→ Goal of the exercise:
Within the listing below, tally the lines where the word "Cartier" appears, and answer with nothing but the tally.
START Provided material
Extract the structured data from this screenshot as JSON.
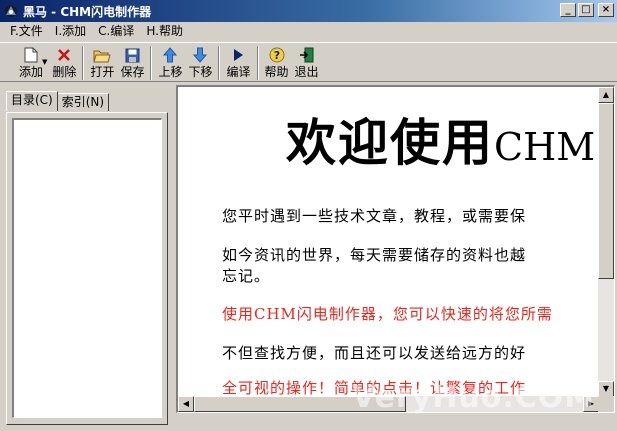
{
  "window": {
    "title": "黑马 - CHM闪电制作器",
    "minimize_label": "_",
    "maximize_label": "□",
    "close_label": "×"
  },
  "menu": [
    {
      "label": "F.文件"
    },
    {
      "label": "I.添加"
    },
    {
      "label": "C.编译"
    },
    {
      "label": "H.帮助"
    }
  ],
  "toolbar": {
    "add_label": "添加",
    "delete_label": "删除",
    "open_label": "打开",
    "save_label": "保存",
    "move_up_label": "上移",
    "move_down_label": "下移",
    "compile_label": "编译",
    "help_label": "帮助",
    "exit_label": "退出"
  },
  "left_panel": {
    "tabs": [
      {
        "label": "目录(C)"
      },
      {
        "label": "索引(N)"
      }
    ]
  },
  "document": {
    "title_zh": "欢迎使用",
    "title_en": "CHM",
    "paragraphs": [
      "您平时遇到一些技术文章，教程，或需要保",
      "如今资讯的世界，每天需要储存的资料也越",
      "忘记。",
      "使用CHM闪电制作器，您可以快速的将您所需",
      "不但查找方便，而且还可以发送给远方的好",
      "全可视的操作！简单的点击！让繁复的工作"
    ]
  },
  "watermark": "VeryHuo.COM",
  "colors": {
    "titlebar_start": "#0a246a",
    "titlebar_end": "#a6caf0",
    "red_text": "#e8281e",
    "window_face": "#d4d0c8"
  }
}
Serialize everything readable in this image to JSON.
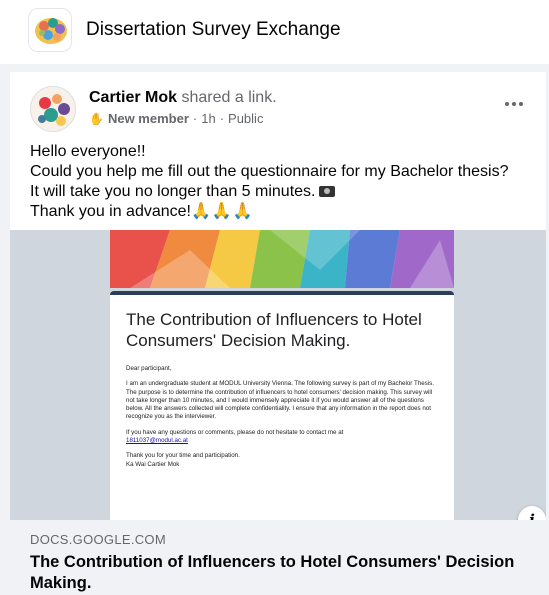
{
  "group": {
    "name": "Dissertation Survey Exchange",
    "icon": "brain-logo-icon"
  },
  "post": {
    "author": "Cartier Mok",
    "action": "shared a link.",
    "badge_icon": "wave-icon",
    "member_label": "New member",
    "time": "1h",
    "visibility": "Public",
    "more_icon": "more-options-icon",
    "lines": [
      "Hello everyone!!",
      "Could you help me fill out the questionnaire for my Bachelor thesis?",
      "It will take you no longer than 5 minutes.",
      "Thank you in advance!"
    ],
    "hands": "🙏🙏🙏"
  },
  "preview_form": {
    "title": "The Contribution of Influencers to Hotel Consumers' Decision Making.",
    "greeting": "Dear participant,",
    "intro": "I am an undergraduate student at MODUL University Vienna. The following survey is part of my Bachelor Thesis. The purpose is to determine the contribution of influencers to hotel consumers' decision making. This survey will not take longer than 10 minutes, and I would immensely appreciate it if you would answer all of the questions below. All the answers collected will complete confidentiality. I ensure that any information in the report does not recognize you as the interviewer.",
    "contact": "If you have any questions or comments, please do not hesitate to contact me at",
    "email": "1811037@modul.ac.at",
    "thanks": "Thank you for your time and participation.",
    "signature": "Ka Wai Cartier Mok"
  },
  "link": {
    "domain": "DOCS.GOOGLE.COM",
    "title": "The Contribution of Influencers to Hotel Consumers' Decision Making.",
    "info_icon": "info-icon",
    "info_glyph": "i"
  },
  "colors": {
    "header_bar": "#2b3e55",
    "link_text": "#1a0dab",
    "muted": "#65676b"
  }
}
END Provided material
→ Solution below:
2